When searching for your new tire, compare tires that are designed for the style of riding you do. And if you’re a mix of styles on the one bike, choose your dominant style as a starting point.
Most tire manufacturers give good descriptions for each tire in their range. You can’t believe everything you read, but the tire suitability information they provide can certainly improve your knowledge of tires and help make your choice easier.
Other sources of information are mountain bike tire review websites, local mountain bike shop staff, fellow mountain bikers and mountain bike magazines.
Step 4 – Terrain
What type of terrain will the tires be ridden on? Have a basic idea of the ground you’ll mostly be riding. Is it loose and rocky, sandy, hard pack, muddy, urban…then add your type of terrain to your list of tire size, wheel system and style and you’re nearly done!
Step 5 – Advantages
Determine the two or three most important advantages you want from your new mountain bike tires.
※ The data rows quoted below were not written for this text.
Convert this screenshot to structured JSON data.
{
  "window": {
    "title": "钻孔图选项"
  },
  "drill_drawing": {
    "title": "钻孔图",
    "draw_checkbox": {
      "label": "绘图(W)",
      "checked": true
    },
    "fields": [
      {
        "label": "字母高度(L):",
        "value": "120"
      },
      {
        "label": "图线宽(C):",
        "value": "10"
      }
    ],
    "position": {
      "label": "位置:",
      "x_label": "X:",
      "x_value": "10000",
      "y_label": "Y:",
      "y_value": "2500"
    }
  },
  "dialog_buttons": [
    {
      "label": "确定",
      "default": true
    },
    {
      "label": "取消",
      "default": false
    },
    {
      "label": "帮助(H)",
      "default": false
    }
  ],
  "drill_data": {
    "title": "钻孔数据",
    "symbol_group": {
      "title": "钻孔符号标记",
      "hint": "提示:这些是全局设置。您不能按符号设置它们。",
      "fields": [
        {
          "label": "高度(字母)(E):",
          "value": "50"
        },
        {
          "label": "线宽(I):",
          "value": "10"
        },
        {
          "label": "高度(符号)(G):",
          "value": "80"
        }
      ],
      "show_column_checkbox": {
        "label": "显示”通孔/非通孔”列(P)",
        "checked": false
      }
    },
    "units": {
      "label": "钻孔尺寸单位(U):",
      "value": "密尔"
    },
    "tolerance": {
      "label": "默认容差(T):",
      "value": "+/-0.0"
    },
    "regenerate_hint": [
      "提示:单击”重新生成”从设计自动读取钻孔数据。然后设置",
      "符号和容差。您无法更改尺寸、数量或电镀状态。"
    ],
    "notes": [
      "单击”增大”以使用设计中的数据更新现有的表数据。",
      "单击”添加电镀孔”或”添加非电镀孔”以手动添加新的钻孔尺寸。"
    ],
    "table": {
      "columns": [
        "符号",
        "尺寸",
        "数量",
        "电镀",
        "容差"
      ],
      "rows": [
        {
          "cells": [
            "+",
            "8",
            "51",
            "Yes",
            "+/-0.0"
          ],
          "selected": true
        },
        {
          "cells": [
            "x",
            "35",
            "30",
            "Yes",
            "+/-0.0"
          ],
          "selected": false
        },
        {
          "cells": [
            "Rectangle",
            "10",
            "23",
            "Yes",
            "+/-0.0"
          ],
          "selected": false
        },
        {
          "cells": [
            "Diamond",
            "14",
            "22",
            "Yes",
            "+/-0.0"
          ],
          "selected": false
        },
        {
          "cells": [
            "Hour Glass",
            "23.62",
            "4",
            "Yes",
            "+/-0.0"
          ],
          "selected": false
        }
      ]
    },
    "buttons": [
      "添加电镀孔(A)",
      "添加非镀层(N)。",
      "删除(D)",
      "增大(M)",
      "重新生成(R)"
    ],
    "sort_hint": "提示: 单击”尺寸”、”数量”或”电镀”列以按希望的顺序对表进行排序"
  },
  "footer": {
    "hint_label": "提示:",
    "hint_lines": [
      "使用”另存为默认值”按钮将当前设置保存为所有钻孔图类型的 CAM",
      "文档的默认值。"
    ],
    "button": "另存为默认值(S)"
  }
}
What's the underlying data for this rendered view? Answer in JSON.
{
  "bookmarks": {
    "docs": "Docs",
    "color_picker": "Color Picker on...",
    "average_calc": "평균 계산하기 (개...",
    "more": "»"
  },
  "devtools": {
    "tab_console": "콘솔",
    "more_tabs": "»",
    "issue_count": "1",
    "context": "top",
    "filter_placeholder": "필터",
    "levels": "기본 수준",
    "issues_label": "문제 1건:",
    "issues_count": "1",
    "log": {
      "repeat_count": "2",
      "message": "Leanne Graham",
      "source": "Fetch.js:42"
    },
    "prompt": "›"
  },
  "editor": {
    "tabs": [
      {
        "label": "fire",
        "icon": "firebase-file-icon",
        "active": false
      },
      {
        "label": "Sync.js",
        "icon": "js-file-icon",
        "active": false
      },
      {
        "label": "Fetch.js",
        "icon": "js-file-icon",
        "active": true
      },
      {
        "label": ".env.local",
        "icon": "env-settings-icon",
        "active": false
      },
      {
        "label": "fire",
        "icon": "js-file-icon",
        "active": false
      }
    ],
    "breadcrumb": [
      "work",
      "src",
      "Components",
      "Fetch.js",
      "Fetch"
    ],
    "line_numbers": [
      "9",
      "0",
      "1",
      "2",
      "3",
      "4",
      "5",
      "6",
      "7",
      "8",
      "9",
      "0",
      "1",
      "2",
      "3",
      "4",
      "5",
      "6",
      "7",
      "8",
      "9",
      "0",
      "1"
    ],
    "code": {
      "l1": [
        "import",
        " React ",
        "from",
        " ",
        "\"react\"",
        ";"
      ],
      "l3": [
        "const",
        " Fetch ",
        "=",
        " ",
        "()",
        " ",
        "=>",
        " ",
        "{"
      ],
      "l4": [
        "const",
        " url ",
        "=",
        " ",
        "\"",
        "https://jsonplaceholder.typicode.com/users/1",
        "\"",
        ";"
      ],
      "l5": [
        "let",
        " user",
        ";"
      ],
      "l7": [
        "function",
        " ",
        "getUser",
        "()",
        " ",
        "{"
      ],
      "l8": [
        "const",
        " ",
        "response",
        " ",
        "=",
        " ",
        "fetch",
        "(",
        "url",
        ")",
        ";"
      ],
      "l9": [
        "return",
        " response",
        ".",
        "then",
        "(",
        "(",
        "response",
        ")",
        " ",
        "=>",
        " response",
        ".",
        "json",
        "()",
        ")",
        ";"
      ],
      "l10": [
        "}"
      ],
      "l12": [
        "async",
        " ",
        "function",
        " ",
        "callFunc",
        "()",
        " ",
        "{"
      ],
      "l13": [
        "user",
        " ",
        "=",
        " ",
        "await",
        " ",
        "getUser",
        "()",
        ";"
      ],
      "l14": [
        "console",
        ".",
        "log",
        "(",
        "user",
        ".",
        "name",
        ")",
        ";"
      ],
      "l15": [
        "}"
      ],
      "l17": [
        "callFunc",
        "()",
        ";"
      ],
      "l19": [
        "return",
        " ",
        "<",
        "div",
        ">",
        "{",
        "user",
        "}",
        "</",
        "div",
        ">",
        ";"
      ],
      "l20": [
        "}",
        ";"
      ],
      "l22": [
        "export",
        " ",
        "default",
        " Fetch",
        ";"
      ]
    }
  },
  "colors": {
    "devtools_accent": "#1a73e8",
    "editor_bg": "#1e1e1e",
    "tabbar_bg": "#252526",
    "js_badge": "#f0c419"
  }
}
In other words, what do you want your new tires to do for you best?
Do you want them to roll easier and maximize your racing speed? Or do you want them to be super durable. Tough enough to handle the roughest and sharpest terrain that all-mountain or free-riding can offer? Maybe you want a folding tire to fit in your pack, or a cross country tire that offers high grip centre and shoulder sections for better climbing and faster cornering?
Once you’ve determined the features you want most in your new tires, make it a priority to stick to those choices when choosing mountain bike tires. The list below will help you determine what features you want most.
Below are three identical tires. They are the same brand, all three have the same tread pattern suited to your use, but each one in the list is a different width. Taking that into account, we could generally make the following comparisons when choosing mountain bike tires…
the narrow tire (1.8 – 2.1) would offer:
- lowest rolling resistance (good)
- easier acceleration and pedaling because of low spinning mass and small tread contact
- less rim protection against rocks and trail features
- less floatation over rough and sandy terrain
- harsher ride
the medium width tire (around 2.2 – 2.5) in the same tread would offer:
- increased grip
- increased rolling resistance
- average acceleration and pedaling because of increased spinning mass and increased tread contact
- increased rim protection against rocks and trail features because of larger air volume and shape
- increased floatation over rough and sandy terrain because of larger air volume and shape
the wider tire (2.5 or wider) in the same tread would offer:
- highest grip levels for their intended use
- highest rolling resistance, poor acceleration and high pedaling resistance for flat or uphill terrain because of high spinning mass and large tread contact area
- better downhill momentum because high tire mass works with gravity to create a flywheel effect
- highest rim protection and floatation
Remember to keep within the minimum and maximum tire width for your rims then…
Now you know:
- the tire diameter you need and the minimum and maximum tire width allowed
- which wheel system you ride, tubed or tubeless
- your mountain biking style
- the terrain you’ll be riding
- the advantages you want most
Now that you’re armed with these five answers you’ll know how to choose the right mountain bike tires with confidence.
Check here for Chris’ current favorite mountain bike tires.